• What is expected: The entries below must be retyped exactly. Pictures are to be omitted.

▬▬▬

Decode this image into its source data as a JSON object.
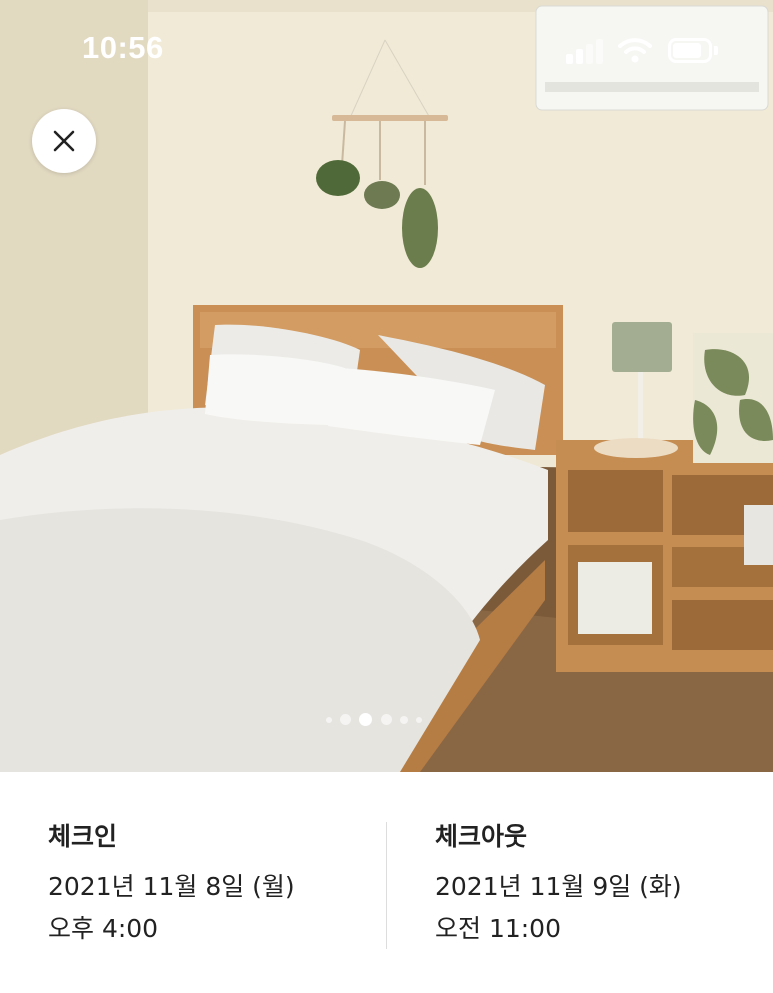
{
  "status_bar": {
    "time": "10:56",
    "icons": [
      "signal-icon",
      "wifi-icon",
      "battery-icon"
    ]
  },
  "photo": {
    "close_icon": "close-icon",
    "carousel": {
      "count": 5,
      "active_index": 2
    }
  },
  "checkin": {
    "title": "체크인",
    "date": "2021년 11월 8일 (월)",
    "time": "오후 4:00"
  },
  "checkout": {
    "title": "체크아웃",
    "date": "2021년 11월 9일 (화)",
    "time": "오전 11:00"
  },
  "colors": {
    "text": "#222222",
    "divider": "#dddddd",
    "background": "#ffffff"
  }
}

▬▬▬

• Answer to this exercise:
Decode this image into its source data as a JSON object.
{
  "status_bar": {
    "time": "10:56",
    "icons": [
      "signal-icon",
      "wifi-icon",
      "battery-icon"
    ]
  },
  "photo": {
    "close_icon": "close-icon",
    "carousel": {
      "count": 5,
      "active_index": 2
    }
  },
  "checkin": {
    "title": "체크인",
    "date": "2021년 11월 8일 (월)",
    "time": "오후 4:00"
  },
  "checkout": {
    "title": "체크아웃",
    "date": "2021년 11월 9일 (화)",
    "time": "오전 11:00"
  },
  "colors": {
    "text": "#222222",
    "divider": "#dddddd",
    "background": "#ffffff"
  }
}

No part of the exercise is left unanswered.